# EXERCISE INPUT
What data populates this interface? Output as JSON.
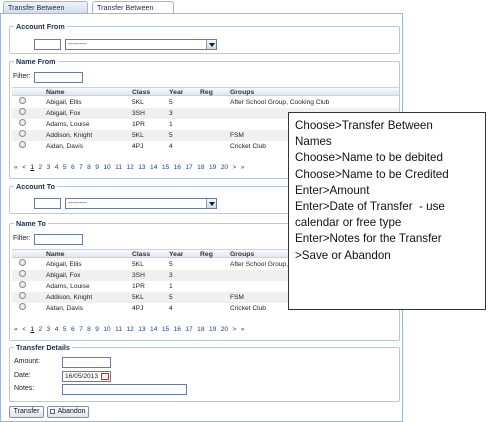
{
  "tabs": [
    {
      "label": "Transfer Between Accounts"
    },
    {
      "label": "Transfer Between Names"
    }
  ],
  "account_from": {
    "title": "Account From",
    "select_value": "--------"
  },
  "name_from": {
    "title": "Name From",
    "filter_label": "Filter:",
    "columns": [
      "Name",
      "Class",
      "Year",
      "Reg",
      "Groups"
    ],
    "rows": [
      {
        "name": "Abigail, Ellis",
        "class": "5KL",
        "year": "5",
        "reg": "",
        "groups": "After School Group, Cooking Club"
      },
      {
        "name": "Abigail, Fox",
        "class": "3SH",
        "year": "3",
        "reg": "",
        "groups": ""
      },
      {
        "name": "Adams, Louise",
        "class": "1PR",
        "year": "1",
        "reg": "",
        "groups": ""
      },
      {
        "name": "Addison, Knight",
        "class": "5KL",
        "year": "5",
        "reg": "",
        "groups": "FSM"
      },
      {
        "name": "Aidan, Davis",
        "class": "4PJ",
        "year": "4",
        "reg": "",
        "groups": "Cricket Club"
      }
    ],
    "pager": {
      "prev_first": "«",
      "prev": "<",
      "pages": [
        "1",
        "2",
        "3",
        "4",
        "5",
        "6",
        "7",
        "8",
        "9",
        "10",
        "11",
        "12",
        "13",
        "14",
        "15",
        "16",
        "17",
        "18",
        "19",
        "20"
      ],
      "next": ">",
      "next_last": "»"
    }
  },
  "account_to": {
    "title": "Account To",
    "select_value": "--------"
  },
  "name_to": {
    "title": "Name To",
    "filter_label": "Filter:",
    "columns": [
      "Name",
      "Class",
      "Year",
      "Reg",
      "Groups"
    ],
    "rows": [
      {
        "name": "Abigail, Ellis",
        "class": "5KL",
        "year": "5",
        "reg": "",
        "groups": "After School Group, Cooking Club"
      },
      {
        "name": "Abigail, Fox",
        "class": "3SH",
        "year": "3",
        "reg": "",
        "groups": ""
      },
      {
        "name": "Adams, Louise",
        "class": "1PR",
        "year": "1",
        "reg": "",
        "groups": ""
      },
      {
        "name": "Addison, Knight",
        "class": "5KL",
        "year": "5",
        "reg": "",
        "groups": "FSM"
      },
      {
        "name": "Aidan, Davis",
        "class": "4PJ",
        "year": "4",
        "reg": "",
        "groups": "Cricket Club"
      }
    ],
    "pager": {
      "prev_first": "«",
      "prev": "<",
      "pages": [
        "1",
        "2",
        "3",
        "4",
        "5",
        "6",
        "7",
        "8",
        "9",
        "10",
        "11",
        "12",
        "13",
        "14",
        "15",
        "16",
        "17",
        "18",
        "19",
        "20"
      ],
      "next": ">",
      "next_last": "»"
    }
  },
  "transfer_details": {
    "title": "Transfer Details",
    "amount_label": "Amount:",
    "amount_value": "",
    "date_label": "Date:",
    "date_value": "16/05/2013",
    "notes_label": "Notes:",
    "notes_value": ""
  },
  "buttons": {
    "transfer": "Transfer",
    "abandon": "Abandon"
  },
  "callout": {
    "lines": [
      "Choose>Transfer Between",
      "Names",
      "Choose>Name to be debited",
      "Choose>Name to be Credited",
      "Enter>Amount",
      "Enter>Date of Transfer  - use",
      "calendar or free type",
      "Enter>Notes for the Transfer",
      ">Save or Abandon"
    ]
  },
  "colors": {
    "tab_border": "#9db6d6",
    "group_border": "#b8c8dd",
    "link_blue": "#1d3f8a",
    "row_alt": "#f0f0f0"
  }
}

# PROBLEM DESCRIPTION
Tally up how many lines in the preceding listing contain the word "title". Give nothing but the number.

# SOLUTION TO THIS EXERCISE
5